It can be concluded from this study, that the perceptions of the students with regards to the prevailing system of lecture classes has facilitated a change in the attitude and the practice of the faculty members in the desired direction, which will help a better conceptualization of the subject, improved performances of the students and the learners adapting gradually with the institution based care in the modern medical education in India.

References

[1]Salient features of regulations on graduate medical education, 1997 (amended upto february-2012)[online] available at http://www.mciindia.org [accessed on 01.07.2012]  [Google Scholar]

[2]Regulations on graduate medical education 2012 available at http://www.mciindia.org [accessed on 01.07.2012]  [Google Scholar]

[3]Brown G, Manogue M, AMEE Medical Education Guide No.22: Refreshing lecturing: a guide for lecturer Medical Teacher 2001 23(3):231-44.  [Google Scholar]

[4]Brill J.M, Galloway C, Perils and Promises:University Instructors Integration of Technology in Classroom- Based Practices British Journal of Educational Technology 2007 38:95-105.  [Google Scholar]

[5]Lecture theatre. Minimum Standard Requirements For The Medical College For 100 Admissions Annually Regulations, 1999. As per the terms of Notification published on 02.12.2008 in the Gazette of India.Medical Council of India. Available in website http://www.mciindia.org/forcolleges/Minimum%20Standard%20Requirements%20for%20100%20 Admissions.pdf/downloads. page no.8 [accessed on 23 Jun 2012]  [Google Scholar]

[6]Proposed Routine of 1st Prof. MBBS Course For 100 Annual Admissions. Rules, Regulations and Syllabus for First Professional MBBS course of West Bengal University of Health Sciences. Available at website http//:www.wbuhs.ac.in/pages/regulations.html.downloads; page no. 6 [accessed on 23 Jun 2012]  [Google Scholar]

[7]Swadi H, The impact of primary language on the performance of medical undergraduates in communication skills Informa Healthcare 1997 19(4):270-74.  [Google Scholar]

[8]Hossain S, Shamim KM, Shahana N, Habib MA, Rahman A, Is English as a Medium of Instruction Problem for Undergraduate Medical Students? Journal of Armed Forces Medical College, Bangladesh 2010 6(2):32-36.  [Google Scholar]

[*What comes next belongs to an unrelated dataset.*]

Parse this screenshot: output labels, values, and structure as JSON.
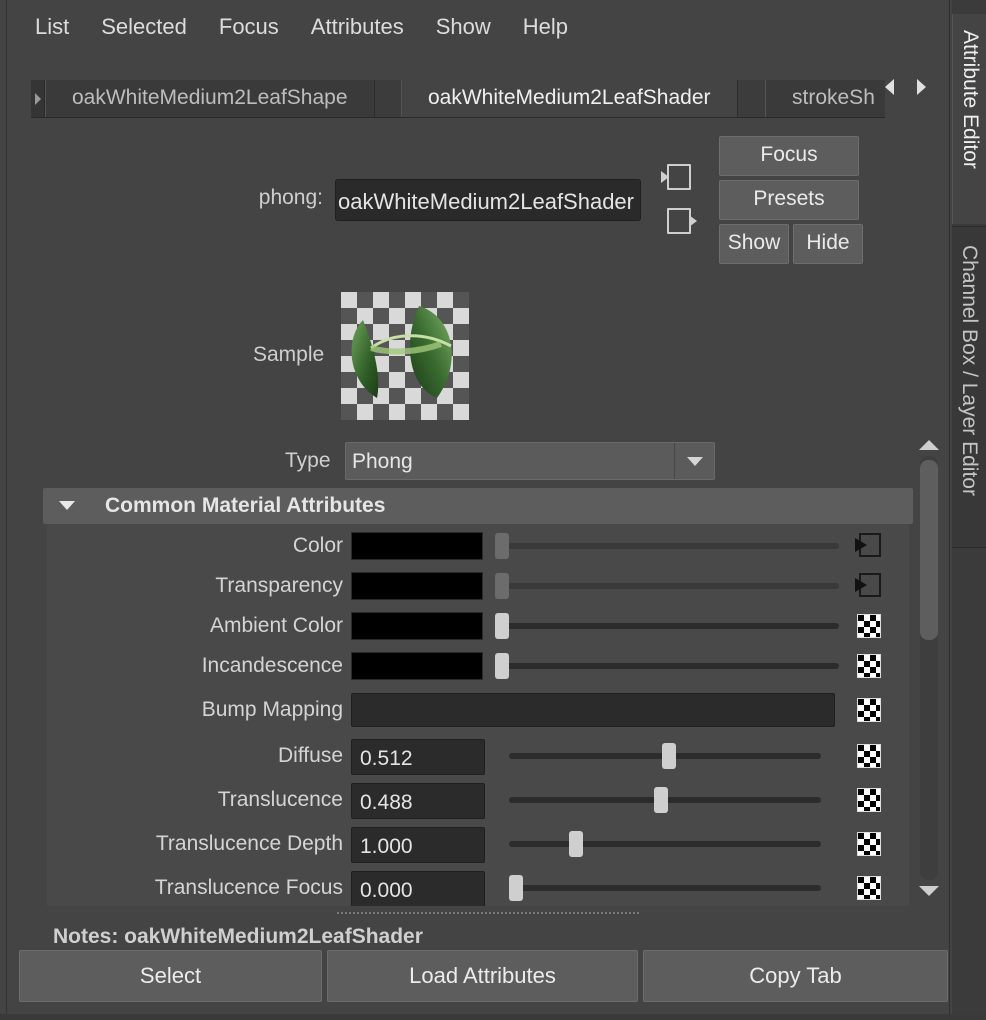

[9]Ruth N, Communicating student evaluation of teaching results: rating interpretation guides (RIGs) Assessment and Evaluation in Higher Education 2000 25:121-34.  [Google Scholar]

[10]Richardson BK, Feedback Academic Emergency Medicine 2004 11:1-5.  [Google Scholar]

[11]Victoroff KZ, Hogan S, Students’perceptions of effective learning experiences in dental school: a qualitative study using a critical incident technique Journal of Dental Education 2006 70:124-32.  [Google Scholar]

[12]Bhowmick K, Mukhopadhyay M, Chakraborty S, Sen PK, Chakraborty I, Assessment of perception of first professional MBBS students in India about a teaching learning activity in Biochemistry South East Asian Journal of Medical Education 2009 3(2):27-34.  [Google Scholar]

[13]Novelli ELB, Fernandes AAH, Students’ preferred teaching techniques for biochemistry in biomedicine and medicine courses Biochem. Mol. Biol. Edu 2007 35:263-66.  [Google Scholar]

[14]Abraham RR, Kamath S, Ramnarayan K, Impact of note-taking on cognition during lectures South East Asian Journal of Medical Education 2010 4(2):44-45.  [Google Scholar]

[15]Prakash C, Srivastava B, Gaur S, Sinha AK, Novel Ideas and Approaches to Learning Medical Sciences J Indian Acad Forensic Med 2010 32(2):124-27.  [Google Scholar]

[16]Hashmi NR, Daud S, Manzoor I, Medical education: views and recommendations by final year MBBS students of a private medical college in Lahore J Coll Physicians Surg Pak 2010 20(2):93-7.  [Google Scholar]

[17]Goyal M, Bansal M, Gupta A, Yadav S, Perceptions and suggestions of 2nd professional MBBS students about their teaching and learning process: An analytical study NJIRM 2010 1(4):20-24.  [Google Scholar]

[18]Lata H, Walia L, Gupta V, Student feedback on teaching and evaluation methodologyin physiology South East Asian Journal of Medical Education 2008 2(1):31-7.  [Google Scholar]